This project uses a wrist-worn device to track wrist motion all day
and detect periods of time in which the person wearing the device is eating.
Our current work uses the
The Shimmer 3 device, but we have also processed data collected by the
Actigraph gt9x device, Apple iPhones, and others.
Detecting periods of time of eating
The below figure shows a plot of wrist motion energy (total amount of
linear acceleration) of a person for an entire day (7:30 AM to 7:30 PM).
The subject kept a record of periods of time of eating, which are indicated
by arrows along with the names of the meal (e.g. breakfast).

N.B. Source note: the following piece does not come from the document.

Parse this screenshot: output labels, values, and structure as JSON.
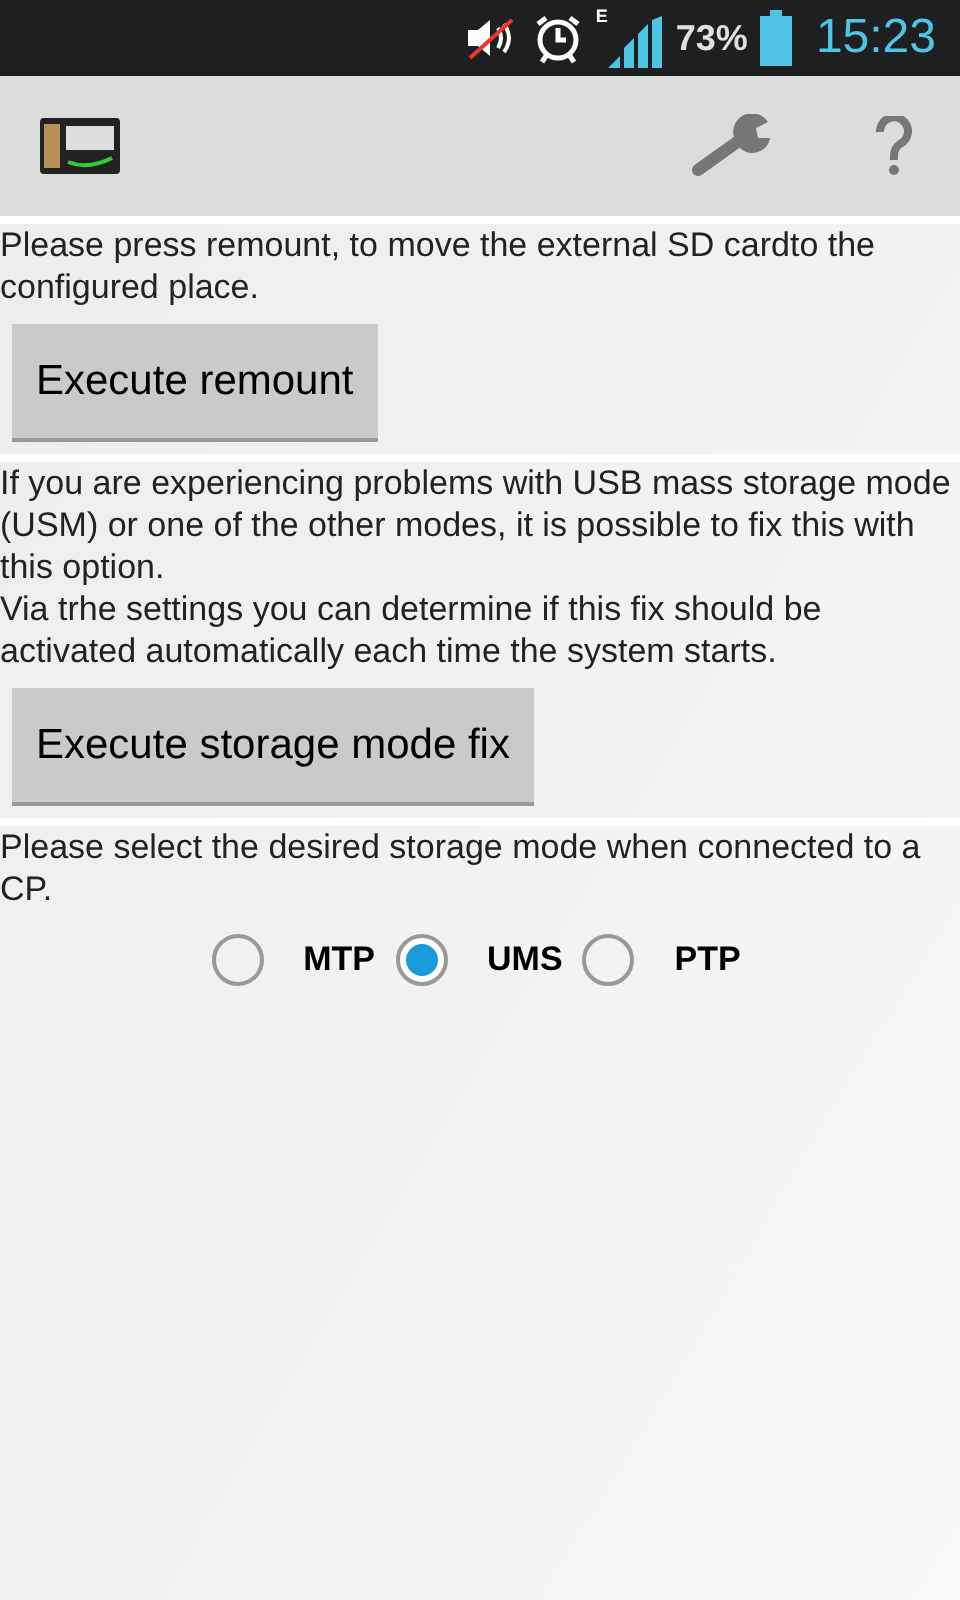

We discovered that eating periods tend to have lower values of wrist motion
energy surrounded by peaks of higher wrist motion energy.
The higher peaks are typically due to meal preparation and cleanup in which
the hands and wrists are moving a lot more than during actual consumption.
Our algorithm uses peaks to segment the data and then calculates additional
features between peaks to classify the periods of time.
The below figure shows an example of our classifier output.
The y-axis is wrist motion energy (total amount of
linear acceleration) and x-axis is time of day (10:30 AM to midnight).
The subject's self-reported times of eating for lunch and dinner are
Arrows above wrist motion energy indicate the boundaries of time our
algorithm used to segment the data.
Classifier output (eating, other, rest or walking) is indicated below
the wrist motion energy.
We have collected a very large data set (351 people, 1 day each)
of recordings like the one shown above.
Dataset (CAD) webpage for information and download.